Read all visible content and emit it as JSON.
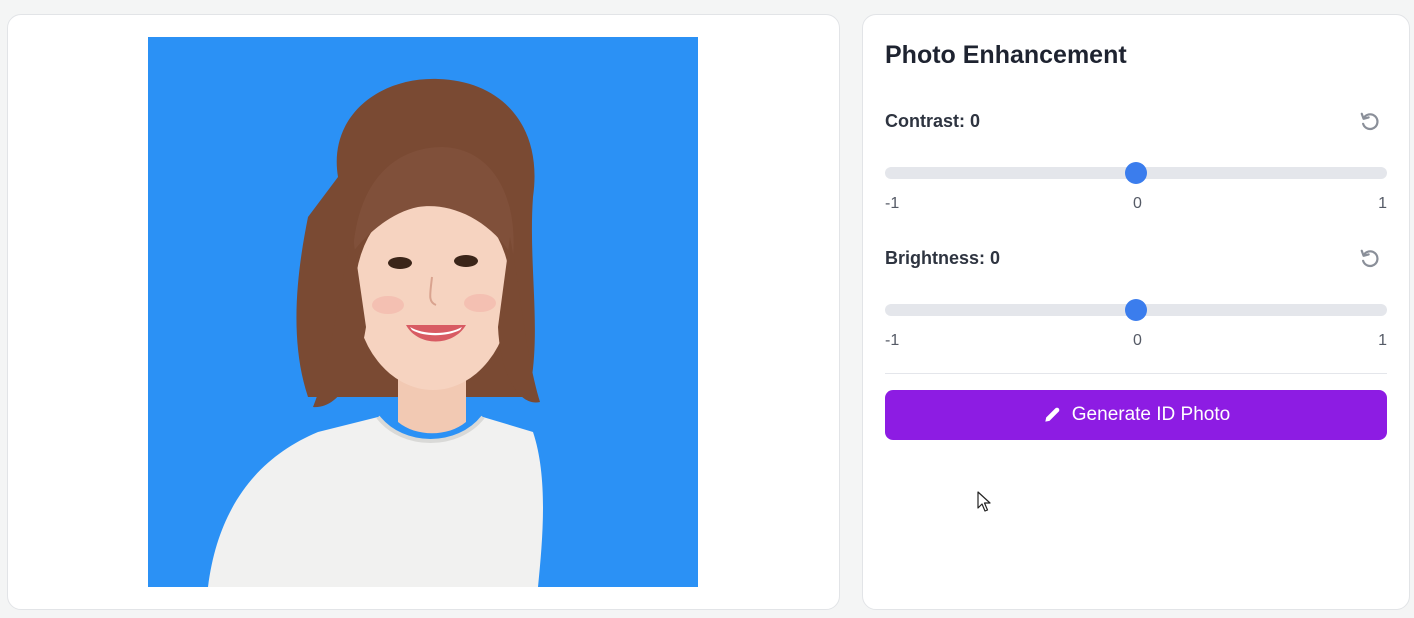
{
  "preview": {
    "background_color": "#2b91f5"
  },
  "panel": {
    "title": "Photo Enhancement",
    "contrast": {
      "label": "Contrast: 0",
      "value": 0,
      "min": -1,
      "max": 1,
      "tick_min": "-1",
      "tick_mid": "0",
      "tick_max": "1",
      "reset_icon": "reset-icon"
    },
    "brightness": {
      "label": "Brightness: 0",
      "value": 0,
      "min": -1,
      "max": 1,
      "tick_min": "-1",
      "tick_mid": "0",
      "tick_max": "1",
      "reset_icon": "reset-icon"
    },
    "generate_button": {
      "label": "Generate ID Photo",
      "icon": "pencil-icon",
      "color": "#8d1ce3"
    }
  },
  "colors": {
    "slider_thumb": "#3b7ded",
    "slider_track": "#e4e6eb"
  }
}
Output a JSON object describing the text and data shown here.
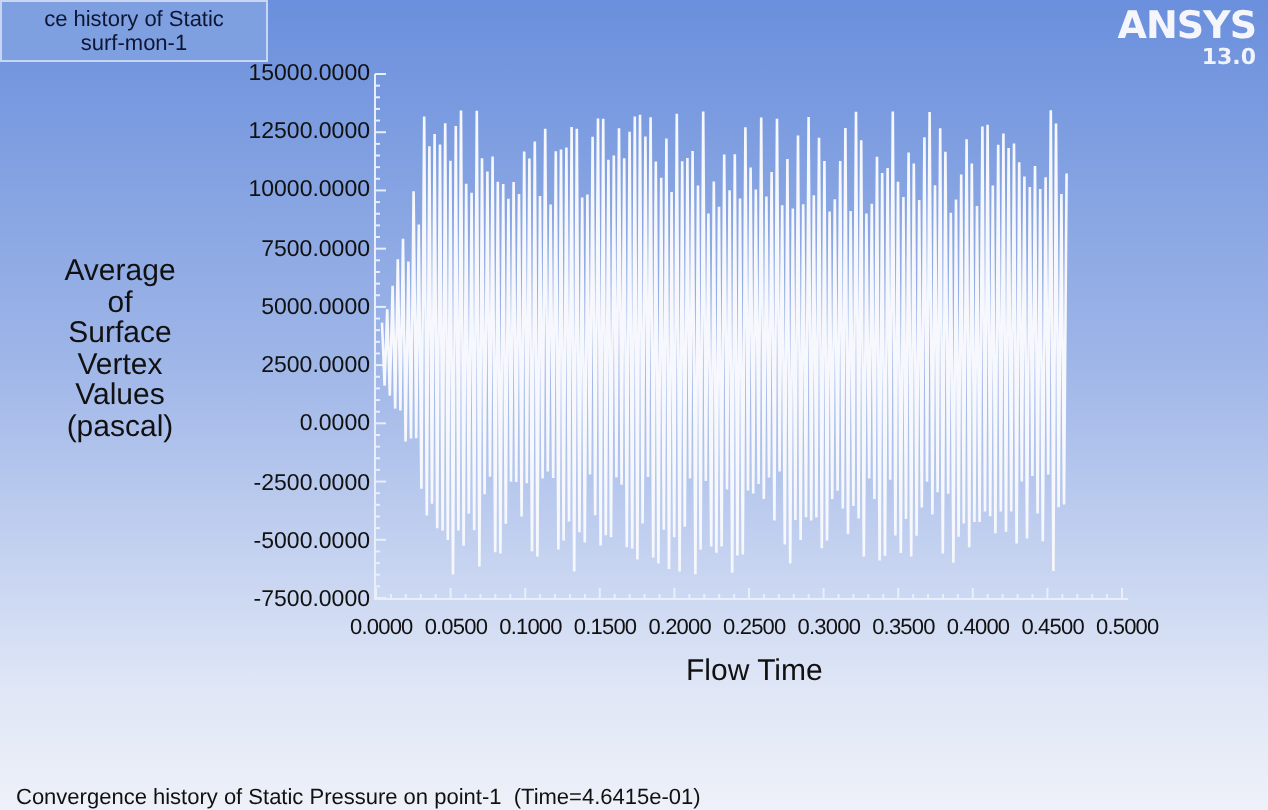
{
  "plot_title": {
    "lines": [
      "ce history of Static",
      "surf-mon-1"
    ]
  },
  "logo": {
    "brand": "ANSYS",
    "version": "13.0"
  },
  "y_axis": {
    "label_lines": [
      "Average",
      "of",
      "Surface",
      "Vertex",
      "Values",
      "(pascal)"
    ],
    "ticks": [
      "15000.0000",
      "12500.0000",
      "10000.0000",
      "7500.0000",
      "5000.0000",
      "2500.0000",
      "0.0000",
      "-2500.0000",
      "-5000.0000",
      "-7500.0000"
    ]
  },
  "x_axis": {
    "label": "Flow Time",
    "ticks": [
      "0.0000",
      "0.0500",
      "0.1000",
      "0.1500",
      "0.2000",
      "0.2500",
      "0.3000",
      "0.3500",
      "0.4000",
      "0.4500",
      "0.5000"
    ]
  },
  "caption": "Convergence history of Static Pressure on point-1  (Time=4.6415e-01)"
}
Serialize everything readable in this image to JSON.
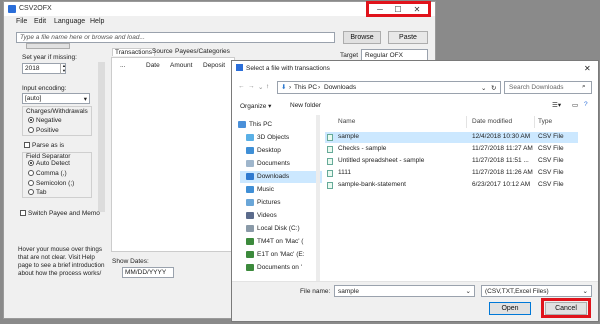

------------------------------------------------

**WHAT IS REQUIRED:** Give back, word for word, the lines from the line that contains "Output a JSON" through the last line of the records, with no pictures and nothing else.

**SOLUTION TO THE PROBLEM:**
Output a JSON object describing the text and data shown here.
{
  "plot_title": {
    "lines": [
      "ce history of Static",
      "surf-mon-1"
    ]
  },
  "logo": {
    "brand": "ANSYS",
    "version": "13.0"
  },
  "y_axis": {
    "label_lines": [
      "Average",
      "of",
      "Surface",
      "Vertex",
      "Values",
      "(pascal)"
    ],
    "ticks": [
      "15000.0000",
      "12500.0000",
      "10000.0000",
      "7500.0000",
      "5000.0000",
      "2500.0000",
      "0.0000",
      "-2500.0000",
      "-5000.0000",
      "-7500.0000"
    ]
  },
  "x_axis": {
    "label": "Flow Time",
    "ticks": [
      "0.0000",
      "0.0500",
      "0.1000",
      "0.1500",
      "0.2000",
      "0.2500",
      "0.3000",
      "0.3500",
      "0.4000",
      "0.4500",
      "0.5000"
    ]
  },
  "caption": "Convergence history of Static Pressure on point-1  (Time=4.6415e-01)"
}
Serialize everything readable in this image to JSON.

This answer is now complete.